Let Small Groups to Serve One Another
Anchor command. “Shepherd the flock of God among you, exercising oversight not under compulsion, but voluntarily, according to the will of God.” 1 Peter 5:2-3
Anchor story. Moses’ father-in-law Jethro advises him to shepherd God’s flock. Exodus 18:13-36.
Anchor verse. “I left you in Crete, to set in order what remains and appoint elders in every city as I directed you.” Titus 1:5
Learning goal. Understand accurately God’s pattern to organize for action.
Growth goal. Discern and put to use the varied gifts that God has given to all members of the congregation.
Skill goal. Lead in a way that all believers know and exercise their spiritual gifts in an active way, in love.
Outcome goal. Believers serve each other and their neighbors; shepherds share responsibilities with other shepherds; and churches cooperate with each other.
1) Moses, a seer, saw into the future and inspired his followers with his vision of what God would do.
God gives to some leaders the ability to start flocks in new areas.
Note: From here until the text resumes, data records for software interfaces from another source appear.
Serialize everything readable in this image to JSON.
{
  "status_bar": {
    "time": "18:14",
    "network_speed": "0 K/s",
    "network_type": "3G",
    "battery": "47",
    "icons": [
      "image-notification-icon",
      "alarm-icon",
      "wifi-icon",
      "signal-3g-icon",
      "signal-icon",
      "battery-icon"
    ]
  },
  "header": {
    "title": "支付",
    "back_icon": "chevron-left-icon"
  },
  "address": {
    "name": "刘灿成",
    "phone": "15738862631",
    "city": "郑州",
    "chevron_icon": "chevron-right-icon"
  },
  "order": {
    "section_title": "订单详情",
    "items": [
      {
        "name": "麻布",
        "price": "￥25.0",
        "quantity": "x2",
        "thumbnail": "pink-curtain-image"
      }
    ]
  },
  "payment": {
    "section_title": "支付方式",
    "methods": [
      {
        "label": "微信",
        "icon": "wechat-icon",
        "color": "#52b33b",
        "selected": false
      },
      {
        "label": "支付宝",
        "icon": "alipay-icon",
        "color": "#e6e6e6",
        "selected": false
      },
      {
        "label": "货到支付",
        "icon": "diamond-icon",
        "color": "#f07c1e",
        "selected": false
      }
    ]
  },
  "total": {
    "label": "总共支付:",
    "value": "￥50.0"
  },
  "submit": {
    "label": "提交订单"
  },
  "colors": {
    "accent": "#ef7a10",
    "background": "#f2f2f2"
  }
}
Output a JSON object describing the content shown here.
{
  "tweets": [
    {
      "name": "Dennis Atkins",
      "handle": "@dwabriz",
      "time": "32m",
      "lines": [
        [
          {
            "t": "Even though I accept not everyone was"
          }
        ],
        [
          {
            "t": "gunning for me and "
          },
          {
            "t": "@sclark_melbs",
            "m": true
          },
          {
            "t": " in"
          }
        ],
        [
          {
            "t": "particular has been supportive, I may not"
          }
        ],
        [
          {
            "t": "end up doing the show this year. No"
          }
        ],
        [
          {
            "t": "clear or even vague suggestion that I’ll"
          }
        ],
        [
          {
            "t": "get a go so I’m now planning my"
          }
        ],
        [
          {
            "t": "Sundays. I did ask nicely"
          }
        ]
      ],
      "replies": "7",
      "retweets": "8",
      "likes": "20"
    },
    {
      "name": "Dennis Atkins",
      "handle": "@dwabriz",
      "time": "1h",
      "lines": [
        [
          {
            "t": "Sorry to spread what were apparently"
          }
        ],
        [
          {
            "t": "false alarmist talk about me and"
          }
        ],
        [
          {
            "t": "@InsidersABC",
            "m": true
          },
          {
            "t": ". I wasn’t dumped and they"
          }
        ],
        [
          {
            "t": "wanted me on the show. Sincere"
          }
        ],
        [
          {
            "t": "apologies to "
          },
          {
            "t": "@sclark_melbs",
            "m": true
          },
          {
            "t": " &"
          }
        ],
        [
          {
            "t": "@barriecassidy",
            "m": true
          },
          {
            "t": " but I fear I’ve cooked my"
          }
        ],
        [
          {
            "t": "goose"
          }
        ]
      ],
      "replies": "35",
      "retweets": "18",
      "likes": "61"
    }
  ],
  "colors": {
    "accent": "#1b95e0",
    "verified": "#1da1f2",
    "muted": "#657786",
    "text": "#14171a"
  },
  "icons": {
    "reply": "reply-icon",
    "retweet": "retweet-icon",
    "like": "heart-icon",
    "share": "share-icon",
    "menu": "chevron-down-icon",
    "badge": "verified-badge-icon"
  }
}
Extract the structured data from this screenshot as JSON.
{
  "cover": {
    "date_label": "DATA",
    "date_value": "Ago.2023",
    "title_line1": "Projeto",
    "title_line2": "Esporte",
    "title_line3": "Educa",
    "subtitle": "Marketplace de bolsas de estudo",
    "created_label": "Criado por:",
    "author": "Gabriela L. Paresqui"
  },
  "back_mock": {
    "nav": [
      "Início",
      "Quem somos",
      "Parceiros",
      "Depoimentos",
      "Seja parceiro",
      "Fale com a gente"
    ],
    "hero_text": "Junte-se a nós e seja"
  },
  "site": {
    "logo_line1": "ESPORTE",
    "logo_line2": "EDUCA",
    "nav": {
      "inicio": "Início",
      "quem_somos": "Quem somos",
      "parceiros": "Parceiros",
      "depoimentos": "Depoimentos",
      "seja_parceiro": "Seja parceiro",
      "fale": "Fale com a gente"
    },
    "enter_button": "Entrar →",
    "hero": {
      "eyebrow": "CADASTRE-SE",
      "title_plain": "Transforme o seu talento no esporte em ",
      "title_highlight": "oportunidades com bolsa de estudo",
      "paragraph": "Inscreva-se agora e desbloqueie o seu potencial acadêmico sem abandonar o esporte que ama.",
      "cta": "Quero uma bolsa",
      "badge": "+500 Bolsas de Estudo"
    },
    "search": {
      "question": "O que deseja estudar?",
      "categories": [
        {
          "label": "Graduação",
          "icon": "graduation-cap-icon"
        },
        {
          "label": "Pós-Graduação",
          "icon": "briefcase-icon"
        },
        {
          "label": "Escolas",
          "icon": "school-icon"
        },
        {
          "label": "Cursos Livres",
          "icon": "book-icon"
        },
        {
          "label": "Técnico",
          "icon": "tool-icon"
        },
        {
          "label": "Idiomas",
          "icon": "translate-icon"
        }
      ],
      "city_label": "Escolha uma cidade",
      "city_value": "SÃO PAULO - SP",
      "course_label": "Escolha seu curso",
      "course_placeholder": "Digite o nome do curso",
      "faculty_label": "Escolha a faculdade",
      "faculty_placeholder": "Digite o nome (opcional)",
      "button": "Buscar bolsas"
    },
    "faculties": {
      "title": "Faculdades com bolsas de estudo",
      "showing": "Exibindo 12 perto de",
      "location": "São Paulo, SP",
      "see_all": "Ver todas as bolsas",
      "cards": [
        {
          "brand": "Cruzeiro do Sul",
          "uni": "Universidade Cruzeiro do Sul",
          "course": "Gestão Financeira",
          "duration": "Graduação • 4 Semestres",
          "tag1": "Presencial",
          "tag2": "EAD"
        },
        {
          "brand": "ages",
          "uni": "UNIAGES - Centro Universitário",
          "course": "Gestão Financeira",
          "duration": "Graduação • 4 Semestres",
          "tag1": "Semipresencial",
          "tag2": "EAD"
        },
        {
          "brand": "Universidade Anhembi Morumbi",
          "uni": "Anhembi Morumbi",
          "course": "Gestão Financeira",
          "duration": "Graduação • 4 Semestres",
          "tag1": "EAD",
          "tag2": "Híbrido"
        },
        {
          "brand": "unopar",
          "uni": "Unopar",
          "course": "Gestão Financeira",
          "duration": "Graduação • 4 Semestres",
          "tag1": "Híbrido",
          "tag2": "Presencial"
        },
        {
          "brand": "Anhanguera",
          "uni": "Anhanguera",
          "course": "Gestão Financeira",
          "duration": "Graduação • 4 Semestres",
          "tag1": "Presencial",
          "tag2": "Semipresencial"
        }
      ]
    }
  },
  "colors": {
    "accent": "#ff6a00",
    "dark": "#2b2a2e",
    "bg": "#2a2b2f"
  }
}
They help shepherds to plan and to multiply these flocks.
2) Joshua, a fighter, carried out Moses’ vision in a practical way. He sometimes used military force.
God gives courage to some organizers to keep serving Him even when people oppose them. They spur workers to persevere.
3) Aaron, a manager, was High Priest and made sure that other priests carried out the daily priestly duties.
God gives to some organizers skill to manage accurately the details of a ministry, making the work easy for the other workers.
4) Barnabas, an encourager, was compassionate. He helped people to work together in harmony.
God helps some organizers to make His work socially enjoyable. They assure and console, and enjoy dealing with people’s needs.
Good organizers balance these four strengths, often combining them in a team of leaders.
· Which of these four strengths for organizing do you do well? For which do you need help?
· A good organizer works closely with helpers who have spiritual gifts that he lacks.
· Rarely can an organizer attain well all four of these strengths by himself, like Jesus, David and Paul did.
Good organizers share leadership responsibilities. Jesus, David and Paul did not work alone.
Good organizers keep groups small enough so that every member can speak freely and receive attention from the leader.
· A visionary leader sees in his heart what God will do, and shares this vision with others.
· They might mentor other leaders quietly, like Moses who let Aaron do the public speaking.
· Peter and others who organized new congregations in the book of Acts were initiators.
· A visionary leader, like Moses, knows clearly what God wants his flock to do. If no one provides such foresight, then shepherds cannot lead, because they do not know where to go. Teaching by itself is neither organizing nor leading. And simply enforcing rules leads nowhere.
· Titus stayed in Crete to train shepherds for the new flocks that Paul had started (Titus 1:5).
· Good managers organize to do what God requires of a flock. Flocks are to tell about Jesus, pray, give, counsel, teach, serve the needy, develop fellowship, strengthen families, organize to serve, develop virtues, worship, start new flocks, train leaders and send missionaries.
· Which are you, an initiator or a manager? (Very few organizers do both well over a long time.)
· Meet with your co-workers and help them organize the way Jethro told Moses to do so.
· Visit believers who should serve as shepherding elders and help them to get started. If any leaders need to learn more about organizing correctly, then review this study with them.
Play a game of ‘Wolves’ to compare bad
organizing with good organizing
(do not do this during worship).
Wolf Game, Part 1
a) Ask ten or more people to play sheep. Let them stand in a line without moving.
b) Name three “wolves” and a shepherd. The wolves may move around.
you say ‘Go’ the wolves are to try to capture sheep.
If a wolf touches a sheep, it has to fall down.
If the shepherd touches a wolf, it has to fall down.
Stop when several sheep are ‘dead.’
Wolves attack and devour sheep.
Wolf Game, Part 2
a) The shepherd organizeshis sheep into small groups, with a new shepherd to guard each group from the wolves.
b) Say “Go!” again and stop when the wolves are dead.
· Ask everyone:
is more valuable, a sheep or a human soul?”
“Why did Jethro advise Moses to name shepherds for small groups?”
“Which is better, to have many shepherds leading many small groups of believers, or to have one shepherd leading one very large flock?”
· Discuss why God wants us to form small groups.
Explain the leaders’ four duties from #2
above: vision, firmness, thoroughness and kindness.
Let believers give reports of help received from a group small enough to deal with their needs.
· Explain the need for both initiators and managers in God’s work.
· Sit in groups of two or three to pray, make plans and encourage one another.
· Before the Lord’s Supper tell how Jesus fed 5,000 men (Luke 9:12-17). They sat in groups of about fifty each, to make sure everyone was fed. We, too, may eat the Lord’s Supper in small groups, so all believers can join this ‘participation’ in the body and blood of Jesus (1 Corinthians 10:16-17).
· Those who teach children should read study #81 for children.